Even if EM's and FM's decline or there is a large downside then what an investment opportunity! There would be compelling reasons for investing when near a bottom for 'value investing' reasons. If this was to happen then I would like to think I am greedy enough to invest when others are panicking. 

Share this comment


Link to comment

Thanks all for your questions - they have been uploaded to our IGTV teleprompter. Don't forget this will go live today at 13.00pm GMT. 

 

Share this comment


Link to comment

@JamesIG,

Thanks for the reminder. Will have a look this evening as will not be able to see the live broadcast. I assume it will be available this evening for all to see?

Share this comment


Link to comment
28 minutes ago, TrendFollower said:

@JamesIG,

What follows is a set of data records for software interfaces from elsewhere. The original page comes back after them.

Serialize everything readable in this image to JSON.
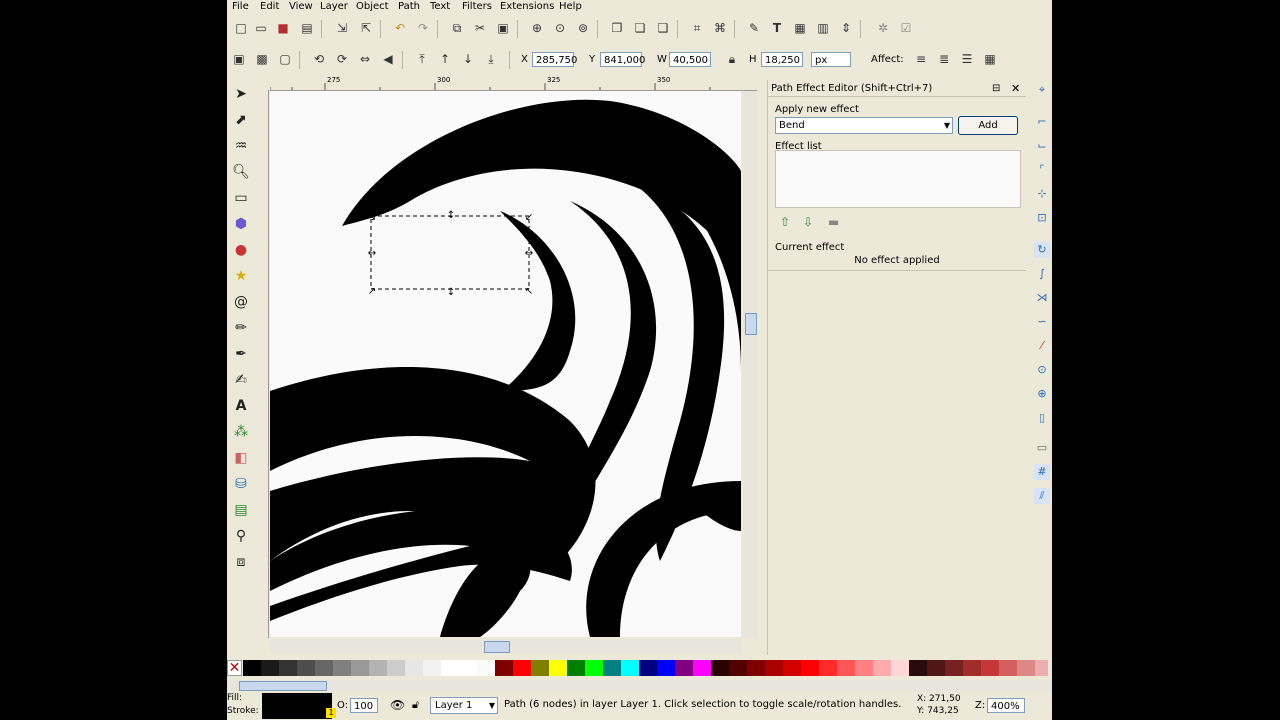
{
  "menu": [
    "File",
    "Edit",
    "View",
    "Layer",
    "Object",
    "Path",
    "Text",
    "Filters",
    "Extensions",
    "Help"
  ],
  "toolcontrols": {
    "x_label": "X",
    "x_value": "285,750",
    "y_label": "Y",
    "y_value": "841,000",
    "w_label": "W",
    "w_value": "40,500",
    "h_label": "H",
    "h_value": "18,250",
    "unit": "px",
    "affect_label": "Affect:"
  },
  "ruler": {
    "top": [
      "275",
      "300",
      "325",
      "350",
      "375"
    ]
  },
  "dock": {
    "title": "Path Effect Editor (Shift+Ctrl+7)",
    "apply_label": "Apply new effect",
    "effect_selected": "Bend",
    "add_label": "Add",
    "list_label": "Effect list",
    "current_label": "Current effect",
    "current_value": "No effect applied"
  },
  "status": {
    "fill_label": "Fill:",
    "stroke_label": "Stroke:",
    "opacity_label": "O:",
    "opacity_value": "100",
    "layer": "Layer 1",
    "message": "Path (6 nodes) in layer Layer 1. Click selection to toggle scale/rotation handles.",
    "cursor_x": "X: 271,50",
    "cursor_y": "Y: 743,25",
    "zoom_label": "Z:",
    "zoom_value": "400%"
  },
  "colors": {
    "accent": "#2a6ebb",
    "panel": "#ece9d8",
    "canvas": "#fafafa"
  }
}
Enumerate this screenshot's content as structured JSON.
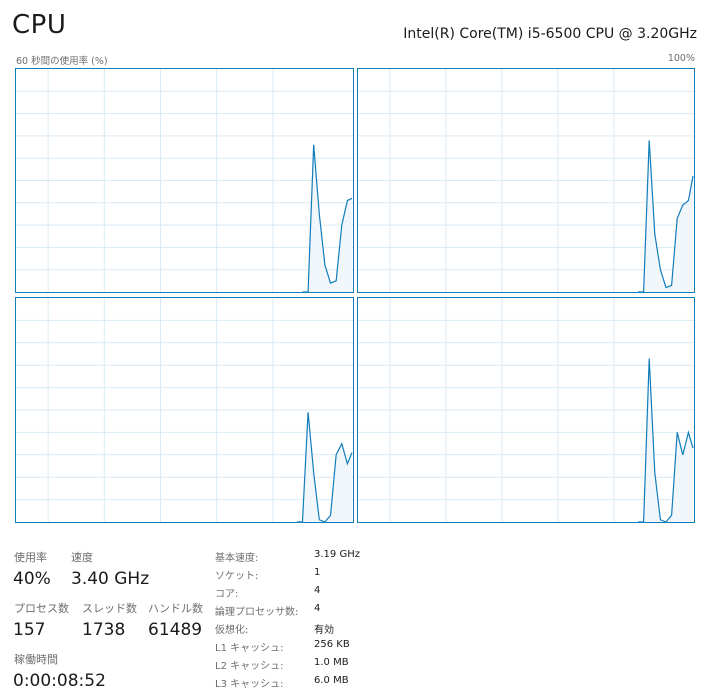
{
  "header": {
    "title": "CPU",
    "model": "Intel(R) Core(TM) i5-6500 CPU @ 3.20GHz"
  },
  "graph": {
    "axis_left_label": "60 秒間の使用率 (%)",
    "axis_right_label": "100%",
    "line_color": "#117dbb",
    "fill_color": "#f1f6fa",
    "grid_color": "#d9eaf4",
    "cores": [
      [
        0,
        0,
        0,
        0,
        0,
        0,
        0,
        0,
        0,
        0,
        0,
        0,
        0,
        0,
        0,
        0,
        0,
        0,
        0,
        0,
        0,
        0,
        0,
        0,
        0,
        0,
        0,
        0,
        0,
        0,
        0,
        0,
        0,
        0,
        0,
        0,
        0,
        0,
        0,
        0,
        0,
        0,
        0,
        0,
        0,
        0,
        0,
        0,
        0,
        0,
        0,
        0,
        0,
        66,
        35,
        12,
        4,
        5,
        30,
        41,
        42
      ],
      [
        0,
        0,
        0,
        0,
        0,
        0,
        0,
        0,
        0,
        0,
        0,
        0,
        0,
        0,
        0,
        0,
        0,
        0,
        0,
        0,
        0,
        0,
        0,
        0,
        0,
        0,
        0,
        0,
        0,
        0,
        0,
        0,
        0,
        0,
        0,
        0,
        0,
        0,
        0,
        0,
        0,
        0,
        0,
        0,
        0,
        0,
        0,
        0,
        0,
        0,
        0,
        0,
        0,
        68,
        26,
        10,
        2,
        3,
        33,
        39,
        41,
        52
      ],
      [
        0,
        0,
        0,
        0,
        0,
        0,
        0,
        0,
        0,
        0,
        0,
        0,
        0,
        0,
        0,
        0,
        0,
        0,
        0,
        0,
        0,
        0,
        0,
        0,
        0,
        0,
        0,
        0,
        0,
        0,
        0,
        0,
        0,
        0,
        0,
        0,
        0,
        0,
        0,
        0,
        0,
        0,
        0,
        0,
        0,
        0,
        0,
        0,
        0,
        0,
        0,
        0,
        0,
        49,
        22,
        1,
        0,
        3,
        30,
        35,
        26,
        31
      ],
      [
        0,
        0,
        0,
        0,
        0,
        0,
        0,
        0,
        0,
        0,
        0,
        0,
        0,
        0,
        0,
        0,
        0,
        0,
        0,
        0,
        0,
        0,
        0,
        0,
        0,
        0,
        0,
        0,
        0,
        0,
        0,
        0,
        0,
        0,
        0,
        0,
        0,
        0,
        0,
        0,
        0,
        0,
        0,
        0,
        0,
        0,
        0,
        0,
        0,
        0,
        0,
        0,
        0,
        73,
        22,
        1,
        0,
        3,
        40,
        30,
        40,
        33
      ]
    ]
  },
  "stats": {
    "utilization_label": "使用率",
    "utilization_value": "40%",
    "speed_label": "速度",
    "speed_value": "3.40 GHz",
    "processes_label": "プロセス数",
    "processes_value": "157",
    "threads_label": "スレッド数",
    "threads_value": "1738",
    "handles_label": "ハンドル数",
    "handles_value": "61489",
    "uptime_label": "稼働時間",
    "uptime_value": "0:00:08:52"
  },
  "specs": [
    {
      "label": "基本速度:",
      "value": "3.19 GHz"
    },
    {
      "label": "ソケット:",
      "value": "1"
    },
    {
      "label": "コア:",
      "value": "4"
    },
    {
      "label": "論理プロセッサ数:",
      "value": "4"
    },
    {
      "label": "仮想化:",
      "value": "有効"
    },
    {
      "label": "L1 キャッシュ:",
      "value": "256 KB"
    },
    {
      "label": "L2 キャッシュ:",
      "value": "1.0 MB"
    },
    {
      "label": "L3 キャッシュ:",
      "value": "6.0 MB"
    }
  ]
}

Thanks for the reminder. Will have a look this evening as will not be able to see the live broadcast. I assume it will be available this evening for all to see?

absolutely. 

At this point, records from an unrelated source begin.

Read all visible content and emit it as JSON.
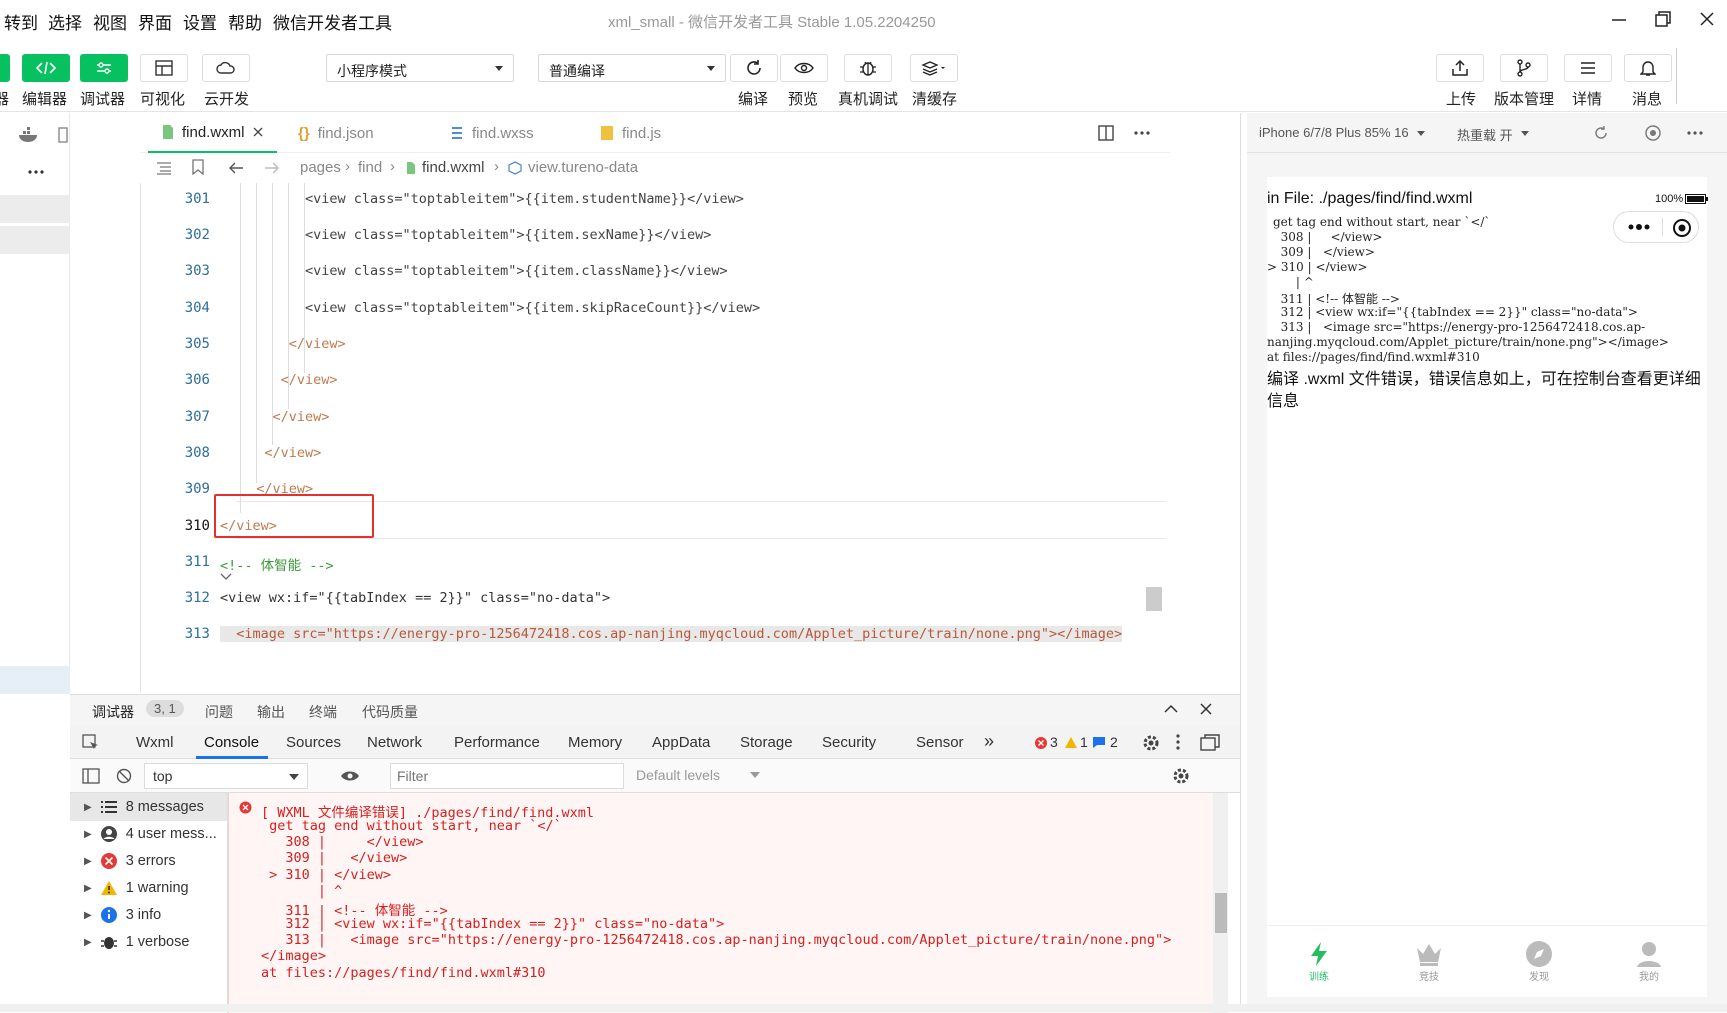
{
  "menu": [
    "转到",
    "选择",
    "视图",
    "界面",
    "设置",
    "帮助",
    "微信开发者工具"
  ],
  "window_title": "xml_small - 微信开发者工具 Stable 1.05.2204250",
  "toolbar": {
    "left_buttons": [
      "编辑器",
      "调试器",
      "可视化",
      "云开发"
    ],
    "left_prefix": "器",
    "mode_select": "小程序模式",
    "compile_select": "普通编译",
    "mid_buttons": [
      "编译",
      "预览",
      "真机调试",
      "清缓存"
    ],
    "right_buttons": [
      "上传",
      "版本管理",
      "详情",
      "消息"
    ]
  },
  "tabs": [
    "find.wxml",
    "find.json",
    "find.wxss",
    "find.js"
  ],
  "breadcrumb": [
    "pages",
    "find",
    "find.wxml",
    "view.tureno-data"
  ],
  "editor_lines": [
    {
      "n": "301",
      "text": "        <view class=\"toptableitem\">{{item.studentName}}</view>"
    },
    {
      "n": "302",
      "text": "        <view class=\"toptableitem\">{{item.sexName}}</view>"
    },
    {
      "n": "303",
      "text": "        <view class=\"toptableitem\">{{item.className}}</view>"
    },
    {
      "n": "304",
      "text": "        <view class=\"toptableitem\">{{item.skipRaceCount}}</view>"
    },
    {
      "n": "305",
      "text": "      </view>"
    },
    {
      "n": "306",
      "text": "     </view>"
    },
    {
      "n": "307",
      "text": "    </view>"
    },
    {
      "n": "308",
      "text": "   </view>"
    },
    {
      "n": "309",
      "text": "  </view>"
    },
    {
      "n": "310",
      "text": "</view>"
    },
    {
      "n": "311",
      "text": "<!-- 体智能 -->"
    },
    {
      "n": "312",
      "text": "<view wx:if=\"{{tabIndex == 2}}\" class=\"no-data\">"
    },
    {
      "n": "313",
      "text": "  <image src=\"https://energy-pro-1256472418.cos.ap-nanjing.myqcloud.com/Applet_picture/train/none.png\"></image>"
    }
  ],
  "devtools": {
    "subtabs": [
      "调试器",
      "3, 1",
      "问题",
      "输出",
      "终端",
      "代码质量"
    ],
    "tabs": [
      "Wxml",
      "Console",
      "Sources",
      "Network",
      "Performance",
      "Memory",
      "AppData",
      "Storage",
      "Security",
      "Sensor"
    ],
    "more": "»",
    "counts": {
      "errors": "3",
      "warnings": "1",
      "info": "2"
    },
    "context": "top",
    "filter_placeholder": "Filter",
    "levels": "Default levels",
    "sidebar": [
      {
        "label": "8 messages",
        "icon": "list-icon"
      },
      {
        "label": "4 user mess...",
        "icon": "user-icon"
      },
      {
        "label": "3 errors",
        "icon": "error-icon"
      },
      {
        "label": "1 warning",
        "icon": "warning-icon"
      },
      {
        "label": "3 info",
        "icon": "info-icon"
      },
      {
        "label": "1 verbose",
        "icon": "bug-icon"
      }
    ],
    "console_lines": [
      "[ WXML 文件编译错误] ./pages/find/find.wxml",
      " get tag end without start, near `</`",
      "   308 |     </view>",
      "   309 |   </view>",
      " > 310 | </view>",
      "       | ^",
      "   311 | <!-- 体智能 -->",
      "   312 | <view wx:if=\"{{tabIndex == 2}}\" class=\"no-data\">",
      "   313 |   <image src=\"https://energy-pro-1256472418.cos.ap-nanjing.myqcloud.com/Applet_picture/train/none.png\">",
      "</image>",
      "at files://pages/find/find.wxml#310"
    ]
  },
  "simulator": {
    "device": "iPhone 6/7/8 Plus 85% 16",
    "hot_reload": "热重载 开",
    "battery": "100%",
    "error_head": "in File: ./pages/find/find.wxml",
    "error_lines": [
      "get tag end without start, near `</`",
      "  308 |     </view>",
      "  309 |   </view>",
      "> 310 | </view>",
      "      | ^",
      "  311 | <!-- 体智能 -->",
      "  312 | <view wx:if=\"{{tabIndex == 2}}\" class=\"no-data\">",
      "  313 |   <image src=\"https://energy-pro-1256472418.cos.ap-",
      "nanjing.myqcloud.com/Applet_picture/train/none.png\"></image>",
      "at files://pages/find/find.wxml#310"
    ],
    "message": "编译 .wxml 文件错误，错误信息如上，可在控制台查看更详细信息",
    "nav": [
      "训练",
      "竞技",
      "发现",
      "我的"
    ]
  }
}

Share this comment


Link to comment

so there you have it, Argentina, Turkey and Vietnam before the teacher noticed and sounded the alarm

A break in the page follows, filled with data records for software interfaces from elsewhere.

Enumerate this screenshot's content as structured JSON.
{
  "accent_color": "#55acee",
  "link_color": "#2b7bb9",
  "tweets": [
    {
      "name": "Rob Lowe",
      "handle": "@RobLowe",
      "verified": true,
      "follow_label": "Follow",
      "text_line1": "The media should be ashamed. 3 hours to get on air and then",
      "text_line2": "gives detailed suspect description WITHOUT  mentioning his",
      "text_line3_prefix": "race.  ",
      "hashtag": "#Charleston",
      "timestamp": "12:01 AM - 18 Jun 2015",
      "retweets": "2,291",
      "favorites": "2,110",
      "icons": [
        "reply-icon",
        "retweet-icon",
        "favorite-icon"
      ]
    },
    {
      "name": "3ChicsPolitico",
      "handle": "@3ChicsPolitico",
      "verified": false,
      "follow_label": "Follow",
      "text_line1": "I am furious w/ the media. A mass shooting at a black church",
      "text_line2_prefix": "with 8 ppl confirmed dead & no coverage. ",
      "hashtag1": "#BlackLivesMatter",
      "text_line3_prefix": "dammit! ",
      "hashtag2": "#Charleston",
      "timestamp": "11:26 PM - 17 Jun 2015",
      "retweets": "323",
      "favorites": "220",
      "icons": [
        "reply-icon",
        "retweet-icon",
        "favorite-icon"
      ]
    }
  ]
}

Share this comment


Link to comment

Your content will need to be approved by a moderator

Guest
You are commenting as a guest. If you have an account, please sign in.
Add a comment...

×   Pasted as rich text.   Paste as plain text instead

  Only 75 emoji are allowed.

×   Your link has been automatically embedded.   Display as a link instead

×   Your previous content has been restored.   Clear editor

×   You cannot paste images directly. Upload or insert images from URL.

  • Blog Statistics

    • Total Blogs
      3
    • Total Entries
      389
  • Our picks

    • Asia Markets Rise as Trade Talks Move to Washington - EMEA Brief 18 Feb
      Asia share markets began the week with strong gains as investors hope for both further progress at US-China trade talks in Washington this week and more stimulus from major central banks. Trump stated in a White House news conference that he would be "honored" to remove current tariffs if an agreement can be reached, and to possibly extend the March 1st deadline for a deal.
      • 0 replies
    • President’s Day: APAC brief 18 Feb
      President’s Day: It’s Trump’s market – and we are all just trading in it. It’s perhaps for some – especially market-purists – the uncomfortable reality that, as far as short-term movements and sentiment goes, US President Trump and his policy making is the greatest determinant of the current macro-economic outlook. It cuts in both directions, and certainly the US President is just as prone to deflating the market as he is to inflate it. But almost by his own admission, Trump’s modus operandi is to implement policy and spout rhetoric that feeds the US equity market. For market bulls, there is the argument that this is a welcomed dynamic: we’ve seen the exercise of the Powell-put, and perhaps now traders are witnessing the execution of something resembling a Trump-put.


      Where does Trump want the market? The risk is that President Trump’s temperament and agenda can be difficult to gauge. He giveth to the market, and he taketh, depending on his personal, political priorities. For stages of his Presidency, Trump needn’t pay close attention to the US share market: he inherited improving economic conditions, then fuelled it with massive tax cuts, and stood back to observe the records falling in US stock indices. His hawkishness on international trade and bellicosity towards domestic political wrangling brought much of it undone, as the US President turned a cyclical slowdown in China into a possible trigger for recession in Asia and Europe. The global growth outlook is as downbeat as it has been in several years, and this has manifested in market-pricing.
      • 0 replies
    • Another blow to economic growth - EMEA Brief 15 Feb
      Weak retail figures in the US have spilled over to most major stock markets, with European stocks set to open lower this morning. The 1.2% decline in retail sales for the month of December, the biggest drop in almost ten years,  have brought new fears that we are facing a global economic slowdown. The DJIA closed 104 points lower at 25,439.39, the S&P 500 closed 7 points lower at 2,745.73, whilst the Nasdaq managed to close in the positive with a gain of 6.6 points at 7,426.96.
      • 0 replies
  • Latest Forum Topics

×